# [Activity]
Omit every picture, then return each line of the data below exactly.

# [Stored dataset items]
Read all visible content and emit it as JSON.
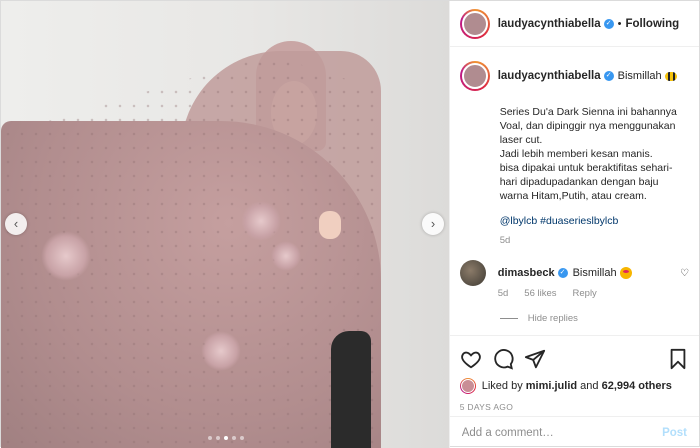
{
  "header": {
    "username": "laudyacynthiabella",
    "separator": "•",
    "follow_label": "Following"
  },
  "caption": {
    "username": "laudyacynthiabella",
    "first_line": "Bismillah",
    "text": "Series Du'a Dark Sienna ini bahannya Voal, dan dipinggir nya menggunakan laser cut.\nJadi lebih memberi kesan manis.\nbisa dipakai untuk beraktifitas sehari-hari dipadupadankan dengan baju warna Hitam,Putih, atau cream.",
    "hashtags": "@lbylcb #duaserieslbylcb",
    "time": "5d"
  },
  "comment": {
    "username": "dimasbeck",
    "text": "Bismillah",
    "time": "5d",
    "likes": "56 likes",
    "reply": "Reply"
  },
  "hide_replies": "Hide replies",
  "media": {
    "dot_count": 5,
    "active_dot": 3,
    "prev_symbol": "‹",
    "next_symbol": "›"
  },
  "likes": {
    "prefix": "Liked by",
    "user": "mimi.julid",
    "and": "and",
    "others": "62,994 others"
  },
  "date": "5 DAYS AGO",
  "add_comment": {
    "placeholder": "Add a comment…",
    "post_label": "Post"
  },
  "icons": {
    "like": "heart-icon",
    "comment": "comment-icon",
    "share": "share-icon",
    "save": "bookmark-icon"
  }
}
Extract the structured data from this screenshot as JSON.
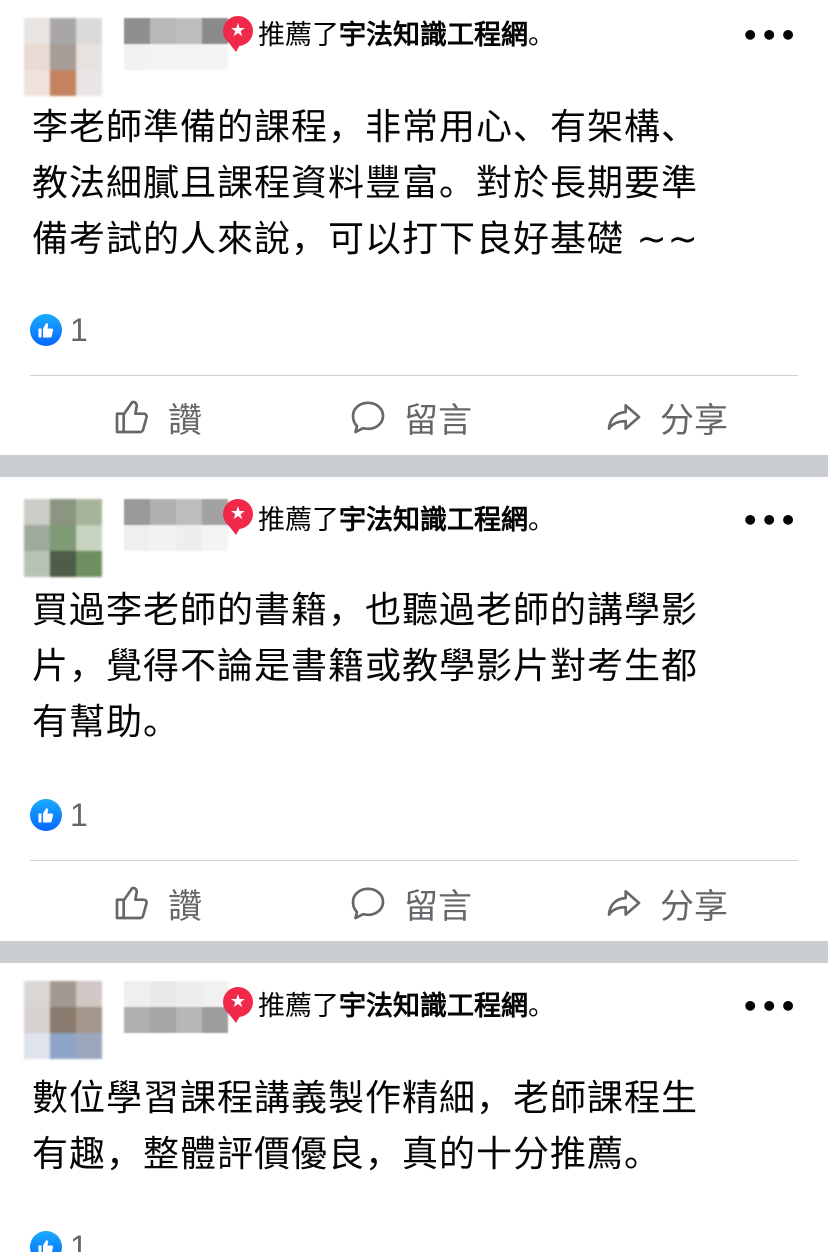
{
  "posts": [
    {
      "recommended_text": "推薦了",
      "page_name": "宇法知識工程網",
      "period": "。",
      "more": "•••",
      "content_lines": [
        "李老師準備的課程，非常用心、有架構、",
        "教法細膩且課程資料豐富。對於長期要準",
        "備考試的人來說，可以打下良好基礎 ~~"
      ],
      "like_count": "1",
      "actions": {
        "like": "讚",
        "comment": "留言",
        "share": "分享"
      }
    },
    {
      "recommended_text": "推薦了",
      "page_name": "宇法知識工程網",
      "period": "。",
      "more": "•••",
      "content_lines": [
        "買過李老師的書籍，也聽過老師的講學影",
        "片，覺得不論是書籍或教學影片對考生都",
        "有幫助。"
      ],
      "like_count": "1",
      "actions": {
        "like": "讚",
        "comment": "留言",
        "share": "分享"
      }
    },
    {
      "recommended_text": "推薦了",
      "page_name": "宇法知識工程網",
      "period": "。",
      "more": "•••",
      "content_lines": [
        "數位學習課程講義製作精細，老師課程生",
        "有趣，整體評價優良，真的十分推薦。"
      ],
      "like_count": "1"
    }
  ],
  "colors": {
    "recommend_badge": "#f02849",
    "like_blue": "#0866ff",
    "separator": "#c9ccd1",
    "secondary_text": "#65676b"
  }
}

# [Response to this exercise]
Read all visible content and emit it as JSON.
{
  "header": {
    "username": "laudyacynthiabella",
    "separator": "•",
    "follow_label": "Following"
  },
  "caption": {
    "username": "laudyacynthiabella",
    "first_line": "Bismillah",
    "text": "Series Du'a Dark Sienna ini bahannya Voal, dan dipinggir nya menggunakan laser cut.\nJadi lebih memberi kesan manis.\nbisa dipakai untuk beraktifitas sehari-hari dipadupadankan dengan baju warna Hitam,Putih, atau cream.",
    "hashtags": "@lbylcb #duaserieslbylcb",
    "time": "5d"
  },
  "comment": {
    "username": "dimasbeck",
    "text": "Bismillah",
    "time": "5d",
    "likes": "56 likes",
    "reply": "Reply"
  },
  "hide_replies": "Hide replies",
  "media": {
    "dot_count": 5,
    "active_dot": 3,
    "prev_symbol": "‹",
    "next_symbol": "›"
  },
  "likes": {
    "prefix": "Liked by",
    "user": "mimi.julid",
    "and": "and",
    "others": "62,994 others"
  },
  "date": "5 DAYS AGO",
  "add_comment": {
    "placeholder": "Add a comment…",
    "post_label": "Post"
  },
  "icons": {
    "like": "heart-icon",
    "comment": "comment-icon",
    "share": "share-icon",
    "save": "bookmark-icon"
  }
}
Extract the structured data from this screenshot as JSON.
{
  "posts": [
    {
      "recommended_text": "推薦了",
      "page_name": "宇法知識工程網",
      "period": "。",
      "more": "•••",
      "content_lines": [
        "李老師準備的課程，非常用心、有架構、",
        "教法細膩且課程資料豐富。對於長期要準",
        "備考試的人來說，可以打下良好基礎 ~~"
      ],
      "like_count": "1",
      "actions": {
        "like": "讚",
        "comment": "留言",
        "share": "分享"
      }
    },
    {
      "recommended_text": "推薦了",
      "page_name": "宇法知識工程網",
      "period": "。",
      "more": "•••",
      "content_lines": [
        "買過李老師的書籍，也聽過老師的講學影",
        "片，覺得不論是書籍或教學影片對考生都",
        "有幫助。"
      ],
      "like_count": "1",
      "actions": {
        "like": "讚",
        "comment": "留言",
        "share": "分享"
      }
    },
    {
      "recommended_text": "推薦了",
      "page_name": "宇法知識工程網",
      "period": "。",
      "more": "•••",
      "content_lines": [
        "數位學習課程講義製作精細，老師課程生",
        "有趣，整體評價優良，真的十分推薦。"
      ],
      "like_count": "1"
    }
  ],
  "colors": {
    "recommend_badge": "#f02849",
    "like_blue": "#0866ff",
    "separator": "#c9ccd1",
    "secondary_text": "#65676b"
  }
}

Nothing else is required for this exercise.